Task: What lines in the records below contain the string "costs"? Copy every one.

▬▬▬▬▬▬

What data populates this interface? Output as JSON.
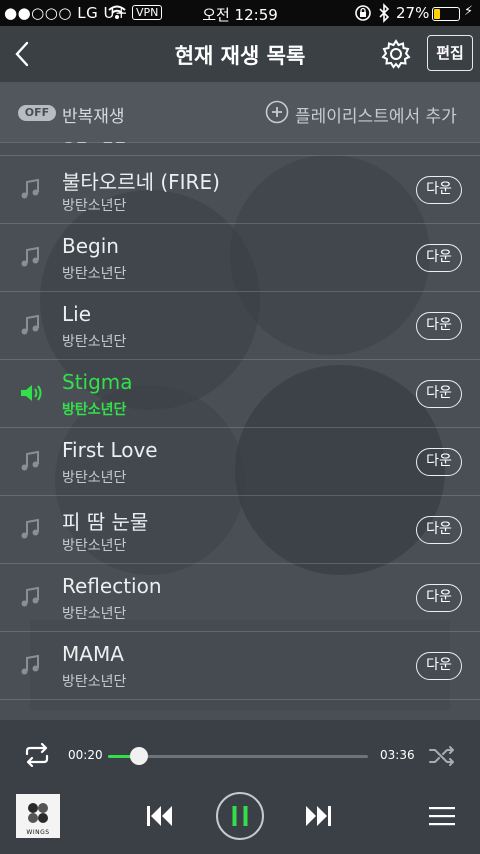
{
  "status_bar": {
    "carrier": "●●○○○ LG U+",
    "vpn": "VPN",
    "time": "오전 12:59",
    "battery_text": "27%",
    "battery_level": 0.27
  },
  "header": {
    "title": "현재 재생 목록",
    "edit_label": "편집"
  },
  "toolbar": {
    "repeat_toggle": "OFF",
    "repeat_label": "반복재생",
    "add_label": "플레이리스트에서 추가"
  },
  "tracks": [
    {
      "title": "피 땀 눈물",
      "artist": "방탄소년단",
      "action": "다운",
      "active": false
    },
    {
      "title": "불타오르네 (FIRE)",
      "artist": "방탄소년단",
      "action": "다운",
      "active": false
    },
    {
      "title": "Begin",
      "artist": "방탄소년단",
      "action": "다운",
      "active": false
    },
    {
      "title": "Lie",
      "artist": "방탄소년단",
      "action": "다운",
      "active": false
    },
    {
      "title": "Stigma",
      "artist": "방탄소년단",
      "action": "다운",
      "active": true
    },
    {
      "title": "First Love",
      "artist": "방탄소년단",
      "action": "다운",
      "active": false
    },
    {
      "title": "피 땀 눈물",
      "artist": "방탄소년단",
      "action": "다운",
      "active": false
    },
    {
      "title": "Reflection",
      "artist": "방탄소년단",
      "action": "다운",
      "active": false
    },
    {
      "title": "MAMA",
      "artist": "방탄소년단",
      "action": "다운",
      "active": false
    }
  ],
  "player": {
    "current_time": "00:20",
    "duration": "03:36",
    "progress": 0.12,
    "album_label": "WINGS"
  },
  "colors": {
    "accent": "#33e04a",
    "battery": "#ffd200",
    "background": "#4a4f55"
  }
}
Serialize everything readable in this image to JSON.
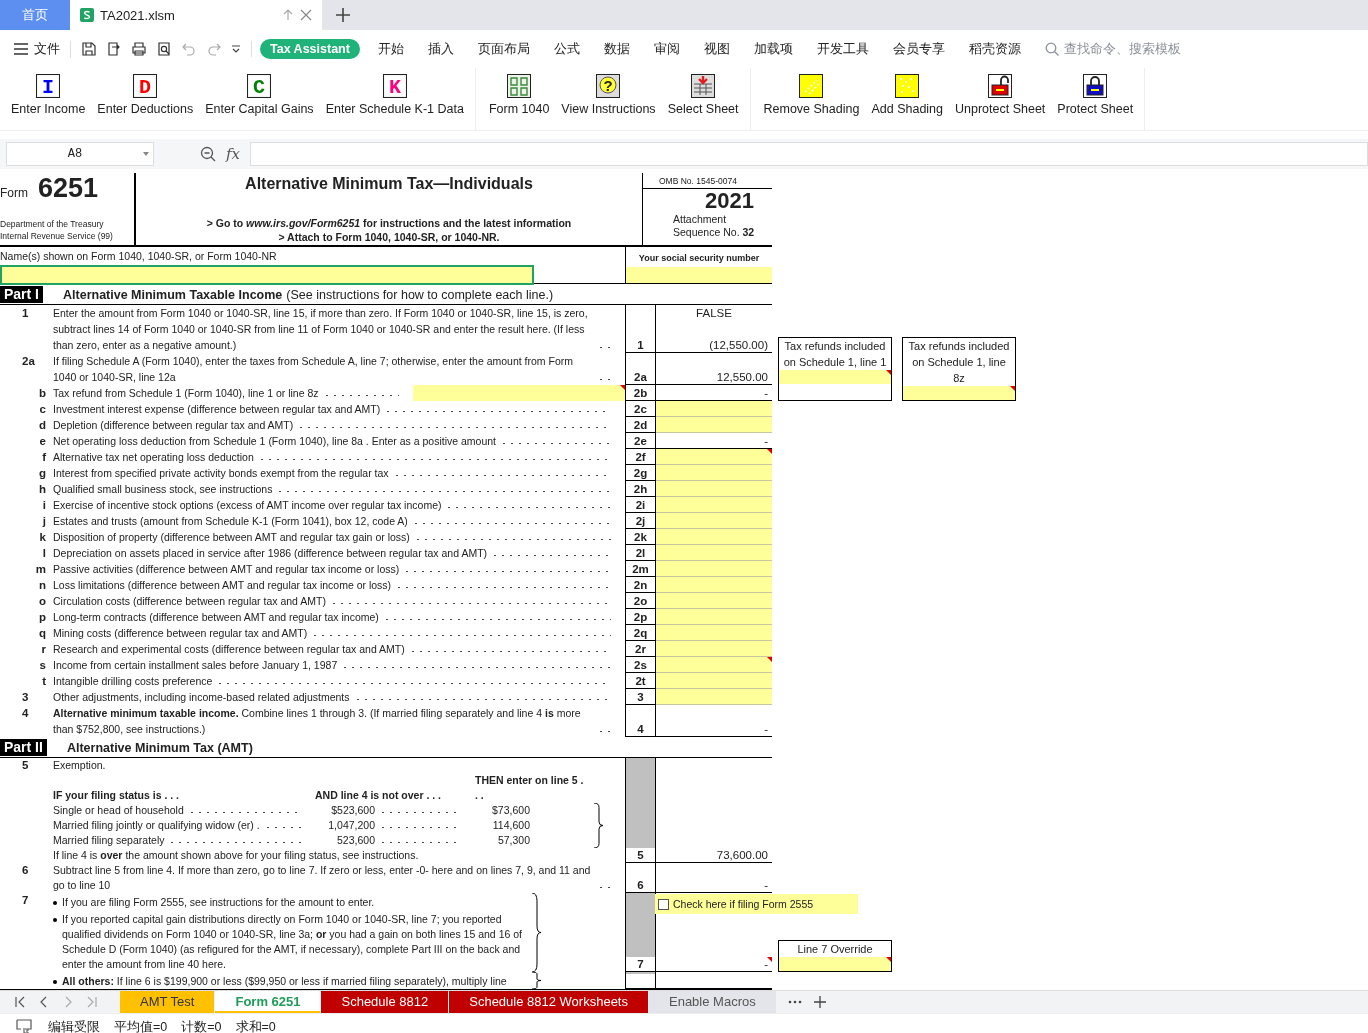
{
  "tabs": [
    {
      "label": "首页",
      "kind": "home",
      "selected": false
    },
    {
      "label": "TA2021.xlsm",
      "kind": "file",
      "selected": true
    }
  ],
  "menu": {
    "file_label": "文件",
    "ribbon_tabs": [
      {
        "label": "Tax Assistant",
        "selected": true
      },
      {
        "label": "开始",
        "selected": false
      },
      {
        "label": "插入",
        "selected": false
      },
      {
        "label": "页面布局",
        "selected": false
      },
      {
        "label": "公式",
        "selected": false
      },
      {
        "label": "数据",
        "selected": false
      },
      {
        "label": "审阅",
        "selected": false
      },
      {
        "label": "视图",
        "selected": false
      },
      {
        "label": "加载项",
        "selected": false
      },
      {
        "label": "开发工具",
        "selected": false
      },
      {
        "label": "会员专享",
        "selected": false
      },
      {
        "label": "稻壳资源",
        "selected": false
      }
    ],
    "search": {
      "placeholder": "查找命令、搜索模板"
    }
  },
  "ribbon_groups": [
    {
      "buttons": [
        {
          "label": "Enter Income",
          "kind": "letter",
          "glyph": "I",
          "color": "#0000ff"
        },
        {
          "label": "Enter Deductions",
          "kind": "letter",
          "glyph": "D",
          "color": "#ff0000"
        },
        {
          "label": "Enter Capital Gains",
          "kind": "letter",
          "glyph": "C",
          "color": "#008000"
        },
        {
          "label": "Enter Schedule K-1 Data",
          "kind": "letter",
          "glyph": "K",
          "color": "#ff0080"
        }
      ]
    },
    {
      "buttons": [
        {
          "label": "Form 1040",
          "kind": "form"
        },
        {
          "label": "View Instructions",
          "kind": "help",
          "glyph": "?"
        },
        {
          "label": "Select Sheet",
          "kind": "sheet"
        }
      ]
    },
    {
      "buttons": [
        {
          "label": "Remove Shading",
          "kind": "shade-off"
        },
        {
          "label": "Add Shading",
          "kind": "shade"
        },
        {
          "label": "Unprotect Sheet",
          "kind": "unlock"
        },
        {
          "label": "Protect Sheet",
          "kind": "lock"
        }
      ]
    }
  ],
  "formula_bar": {
    "cell": "A8",
    "fx": "fx"
  },
  "form": {
    "form_word": "Form",
    "number": "6251",
    "department": "Department of the Treasury",
    "service": "Internal Revenue Service  (99)",
    "title": "Alternative Minimum Tax—Individuals",
    "instructions": [
      "> Go to *www.irs.gov/Form6251* for instructions and the latest information",
      "> Attach to Form 1040, 1040-SR, or 1040-NR."
    ],
    "omb": "OMB No. 1545-0074",
    "year": "2021",
    "attachment": "Attachment",
    "sequence": "Sequence No. **32**",
    "name_label": "Name(s) shown on Form 1040, 1040-SR, or Form 1040-NR",
    "name_selected": true,
    "ssn_label": "Your social security number"
  },
  "parts": [
    {
      "label": "Part I",
      "title": "Alternative Minimum Taxable Income",
      "note": "(See instructions for how to complete each line.)",
      "lines": [
        {
          "num": "1",
          "text": "Enter the amount from Form 1040 or 1040-SR, line 15, if more than zero. If Form 1040 or 1040-SR, line 15, is zero, subtract lines 14 of Form 1040 or 1040-SR from line 11 of Form 1040 or 1040-SR and enter the result here. (If less than zero, enter as a negative amount.)",
          "leader": true,
          "label": "1",
          "value": "(12,550.00)",
          "flag": "FALSE",
          "input": false
        },
        {
          "num": "2a",
          "text": "If filing Schedule A (Form 1040), enter the taxes from Schedule A, line 7; otherwise, enter the amount from Form 1040 or 1040-SR, line 12a",
          "leader": true,
          "label": "2a",
          "value": "12,550.00",
          "input": false
        },
        {
          "letter": "b",
          "text": "Tax refund from Schedule 1 (Form 1040), line 1 or line 8z",
          "leader": true,
          "text_field": true,
          "label": "2b",
          "value": "-",
          "input": false,
          "side_notes": [
            {
              "title": "Tax refunds included on Schedule 1, line 1",
              "note": true
            },
            {
              "title": "Tax refunds included on Schedule 1, line 8z",
              "note": true
            }
          ]
        },
        {
          "letter": "c",
          "text": "Investment interest expense (difference between regular tax and AMT)",
          "leader": true,
          "label": "2c",
          "input": true
        },
        {
          "letter": "d",
          "text": "Depletion (difference between regular tax and AMT)",
          "leader": true,
          "label": "2d",
          "input": true
        },
        {
          "letter": "e",
          "text": "Net operating loss deduction from Schedule 1 (Form 1040), line 8a . Enter as a positive amount",
          "leader": true,
          "label": "2e",
          "value": "-",
          "input": false
        },
        {
          "letter": "f",
          "text": "Alternative tax net operating loss deduction",
          "leader": true,
          "label": "2f",
          "input": true,
          "note": true
        },
        {
          "letter": "g",
          "text": "Interest from specified private activity bonds exempt from the regular tax",
          "leader": true,
          "label": "2g",
          "input": true
        },
        {
          "letter": "h",
          "text": "Qualified small business stock, see instructions",
          "leader": true,
          "label": "2h",
          "input": true
        },
        {
          "letter": "i",
          "text": "Exercise of incentive stock options (excess of AMT income over regular tax income)",
          "leader": true,
          "label": "2i",
          "input": true
        },
        {
          "letter": "j",
          "text": "Estates and trusts (amount from Schedule K-1 (Form 1041), box 12, code A)",
          "leader": true,
          "label": "2j",
          "input": true
        },
        {
          "letter": "k",
          "text": "Disposition of property (difference between AMT and regular tax gain or loss)",
          "leader": true,
          "label": "2k",
          "input": true
        },
        {
          "letter": "l",
          "text": "Depreciation on assets placed in service after 1986 (difference between regular tax and AMT)",
          "leader": true,
          "label": "2l",
          "input": true
        },
        {
          "letter": "m",
          "text": "Passive activities (difference between AMT and regular tax income or loss)",
          "leader": true,
          "label": "2m",
          "input": true
        },
        {
          "letter": "n",
          "text": "Loss limitations (difference between AMT and regular tax income or loss)",
          "leader": true,
          "label": "2n",
          "input": true
        },
        {
          "letter": "o",
          "text": "Circulation costs (difference between regular tax and AMT)",
          "leader": true,
          "label": "2o",
          "input": true
        },
        {
          "letter": "p",
          "text": "Long-term contracts (difference between AMT and regular tax income)",
          "leader": true,
          "label": "2p",
          "input": true
        },
        {
          "letter": "q",
          "text": "Mining costs (difference between regular tax and AMT)",
          "leader": true,
          "label": "2q",
          "input": true
        },
        {
          "letter": "r",
          "text": "Research and experimental costs (difference between regular tax and AMT)",
          "leader": true,
          "label": "2r",
          "input": true
        },
        {
          "letter": "s",
          "text": "Income from certain installment sales before January 1, 1987",
          "leader": true,
          "label": "2s",
          "input": true,
          "note": true
        },
        {
          "letter": "t",
          "text": "Intangible drilling costs preference",
          "leader": true,
          "label": "2t",
          "input": true
        },
        {
          "num": "3",
          "text": "Other adjustments, including income-based related adjustments",
          "leader": true,
          "label": "3",
          "input": true
        },
        {
          "num": "4",
          "text": "**Alternative minimum taxable income.** Combine lines 1 through 3. (If married filing separately and line 4 **is** more than $752,800, see instructions.)",
          "leader": true,
          "label": "4",
          "value": "-",
          "input": false
        }
      ]
    },
    {
      "label": "Part II",
      "title": "Alternative Minimum Tax  (AMT)",
      "lines": [
        {
          "num": "5",
          "shaded": true,
          "label": "5",
          "value": "73,600.00",
          "input": false,
          "brace": true,
          "items": [
            {
              "kind": "text",
              "text": "Exemption."
            },
            {
              "kind": "heading",
              "cells": [
                "IF your filing status is . . .",
                "AND line 4 is not over . . .",
                "THEN enter on line 5 . . ."
              ]
            },
            {
              "kind": "row",
              "cells": [
                "Single or head of household",
                "$523,600",
                "$73,600"
              ]
            },
            {
              "kind": "row",
              "cells": [
                "Married filing jointly or qualifying widow (er) .",
                "1,047,200",
                "114,600"
              ]
            },
            {
              "kind": "row",
              "cells": [
                "Married filing separately",
                "523,600",
                "57,300"
              ]
            },
            {
              "kind": "text",
              "text": "If line 4 is **over** the amount shown above for your filing status, see instructions."
            }
          ]
        },
        {
          "num": "6",
          "text": "Subtract line 5 from line 4. If more than zero, go to line 7. If zero or less, enter -0- here and on lines 7, 9, and 11 and go to line 10",
          "leader": true,
          "label": "6",
          "value": "-",
          "input": false
        },
        {
          "num": "7",
          "shaded": true,
          "label": "7",
          "value": "-",
          "input": false,
          "note": true,
          "brace": true,
          "checkbox": {
            "label": "Check here if filing Form 2555",
            "checked": false
          },
          "side_notes": [
            {
              "title": "Line 7 Override",
              "note": true
            }
          ],
          "items": [
            {
              "kind": "bullet",
              "text": "If you are filing Form 2555, see instructions for the amount to enter."
            },
            {
              "kind": "bullet",
              "text": "If you reported capital gain distributions directly on Form 1040 or 1040-SR, line 7; you reported qualified dividends on Form 1040 or 1040-SR, line 3a; **or** you had a gain on both lines 15 and 16 of Schedule D (Form 1040) (as refigured for the AMT, if necessary), complete Part III on the back and enter the amount from line 40 here."
            }
          ]
        },
        {
          "shaded": true,
          "brace": true,
          "items": [
            {
              "kind": "bullet",
              "text": "**All others:** If line 6 is $199,900 or less ($99,950 or less if married filing separately), multiply line"
            }
          ]
        }
      ]
    }
  ],
  "sheet_tabs": [
    {
      "label": "AMT Test",
      "color": "#ffc000",
      "selected": false
    },
    {
      "label": "Form 6251",
      "color": "#ffffff",
      "selected": true
    },
    {
      "label": "Schedule 8812",
      "color": "#c00000",
      "selected": false
    },
    {
      "label": "Schedule 8812 Worksheets",
      "color": "#c00000",
      "selected": false
    },
    {
      "label": "Enable Macros",
      "color": "#e3e5ea",
      "selected": false
    }
  ],
  "status_bar": [
    "编辑受限",
    "平均值=0",
    "计数=0",
    "求和=0"
  ]
}
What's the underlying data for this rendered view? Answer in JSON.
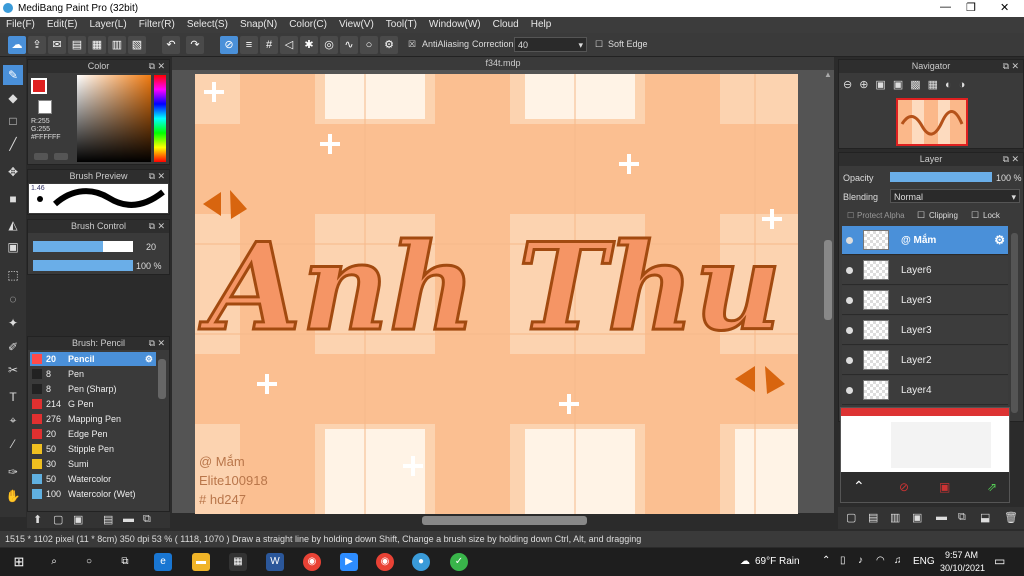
{
  "app": {
    "title": "MediBang Paint Pro (32bit)"
  },
  "menu": [
    "File(F)",
    "Edit(E)",
    "Layer(L)",
    "Filter(R)",
    "Select(S)",
    "Snap(N)",
    "Color(C)",
    "View(V)",
    "Tool(T)",
    "Window(W)",
    "Cloud",
    "Help"
  ],
  "toolbar": {
    "antialias_label": "AntiAliasing",
    "correction_label": "Correction",
    "correction_value": "40",
    "soft_edge_label": "Soft Edge"
  },
  "color_panel": {
    "title": "Color",
    "r": "R:255",
    "g": "G:255",
    "b": "B:255",
    "hex": "#FFFFFF"
  },
  "brush_preview": {
    "title": "Brush Preview",
    "size": "1.46"
  },
  "brush_control": {
    "title": "Brush Control",
    "size": "20",
    "opacity": "100 %",
    "size_fill": 0.7,
    "opacity_fill": 1.0
  },
  "brush_list": {
    "title": "Brush: Pencil",
    "items": [
      {
        "size": "20",
        "name": "Pencil",
        "color": "#ff4a4a"
      },
      {
        "size": "8",
        "name": "Pen",
        "color": "#222222"
      },
      {
        "size": "8",
        "name": "Pen (Sharp)",
        "color": "#222222"
      },
      {
        "size": "214",
        "name": "G Pen",
        "color": "#e03030"
      },
      {
        "size": "276",
        "name": "Mapping Pen",
        "color": "#e03030"
      },
      {
        "size": "20",
        "name": "Edge Pen",
        "color": "#e03030"
      },
      {
        "size": "50",
        "name": "Stipple Pen",
        "color": "#f0c020"
      },
      {
        "size": "30",
        "name": "Sumi",
        "color": "#f0c020"
      },
      {
        "size": "50",
        "name": "Watercolor",
        "color": "#60b0e0"
      },
      {
        "size": "100",
        "name": "Watercolor (Wet)",
        "color": "#60b0e0"
      }
    ]
  },
  "document": {
    "tab": "f34t.mdp",
    "artwork_text": "Anh Thu",
    "watermark": [
      "@ Mắm",
      "Elite100918",
      "# hd247"
    ]
  },
  "navigator": {
    "title": "Navigator"
  },
  "layer_panel": {
    "title": "Layer",
    "opacity_label": "Opacity",
    "opacity_value": "100 %",
    "blending_label": "Blending",
    "blending_value": "Normal",
    "protect_alpha": "Protect Alpha",
    "clipping": "Clipping",
    "lock": "Lock",
    "layers": [
      "@ Mắm",
      "Layer6",
      "Layer3",
      "Layer3",
      "Layer2",
      "Layer4"
    ]
  },
  "status": {
    "text": "1515 * 1102 pixel  (11 * 8cm)  350 dpi  53 %  ( 1118, 1070 )  Draw a straight line by holding down Shift, Change a brush size by holding down Ctrl, Alt, and dragging"
  },
  "taskbar": {
    "weather": "69°F  Rain",
    "lang": "ENG",
    "time": "9:57 AM",
    "date": "30/10/2021"
  }
}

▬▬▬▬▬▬

Answer box:
          "text": "Circulation costs (difference between regular tax and AMT)",
          "text": "Mining costs (difference between regular tax and AMT)",
          "text": "Research and experimental costs (difference between regular tax and AMT)",
          "text": "Intangible drilling costs preference",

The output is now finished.